Should the word "JSON" occur in a line of the records, copy that line.

-- TASK DATA follows --

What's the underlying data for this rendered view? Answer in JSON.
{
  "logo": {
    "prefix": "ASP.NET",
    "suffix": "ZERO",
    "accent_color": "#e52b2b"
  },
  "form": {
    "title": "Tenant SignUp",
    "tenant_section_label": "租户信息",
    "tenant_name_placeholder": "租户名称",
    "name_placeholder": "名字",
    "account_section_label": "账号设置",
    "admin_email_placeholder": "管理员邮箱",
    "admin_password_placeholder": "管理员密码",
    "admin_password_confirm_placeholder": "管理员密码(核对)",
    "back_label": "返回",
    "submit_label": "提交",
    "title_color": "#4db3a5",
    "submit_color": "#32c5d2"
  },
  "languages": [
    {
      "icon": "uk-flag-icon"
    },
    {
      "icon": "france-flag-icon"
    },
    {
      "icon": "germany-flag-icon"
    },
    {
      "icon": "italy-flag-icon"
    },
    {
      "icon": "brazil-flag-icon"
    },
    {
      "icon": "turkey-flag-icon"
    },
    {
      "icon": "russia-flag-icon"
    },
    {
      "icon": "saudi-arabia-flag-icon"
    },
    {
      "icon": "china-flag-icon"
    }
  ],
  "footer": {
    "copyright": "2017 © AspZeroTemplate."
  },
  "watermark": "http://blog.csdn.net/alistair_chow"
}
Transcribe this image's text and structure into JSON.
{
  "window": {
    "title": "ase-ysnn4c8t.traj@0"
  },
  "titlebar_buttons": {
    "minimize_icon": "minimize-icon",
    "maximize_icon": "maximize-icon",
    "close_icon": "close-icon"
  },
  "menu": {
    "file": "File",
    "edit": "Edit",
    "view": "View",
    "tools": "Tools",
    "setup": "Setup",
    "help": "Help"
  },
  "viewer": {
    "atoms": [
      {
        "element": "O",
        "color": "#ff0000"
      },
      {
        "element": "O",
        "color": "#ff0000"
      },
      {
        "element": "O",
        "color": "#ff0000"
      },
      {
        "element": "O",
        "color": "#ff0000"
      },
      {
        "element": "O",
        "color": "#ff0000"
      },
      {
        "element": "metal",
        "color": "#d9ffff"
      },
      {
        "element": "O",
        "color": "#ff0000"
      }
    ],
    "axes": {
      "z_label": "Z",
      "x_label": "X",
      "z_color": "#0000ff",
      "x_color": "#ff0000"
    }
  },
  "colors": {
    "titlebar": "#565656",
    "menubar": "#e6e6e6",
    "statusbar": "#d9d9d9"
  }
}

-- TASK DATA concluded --

■ WRITTEN RESPONSE
What's the underlying data for this rendered view? Answer in JSON.
Transcribe this image's text and structure into JSON.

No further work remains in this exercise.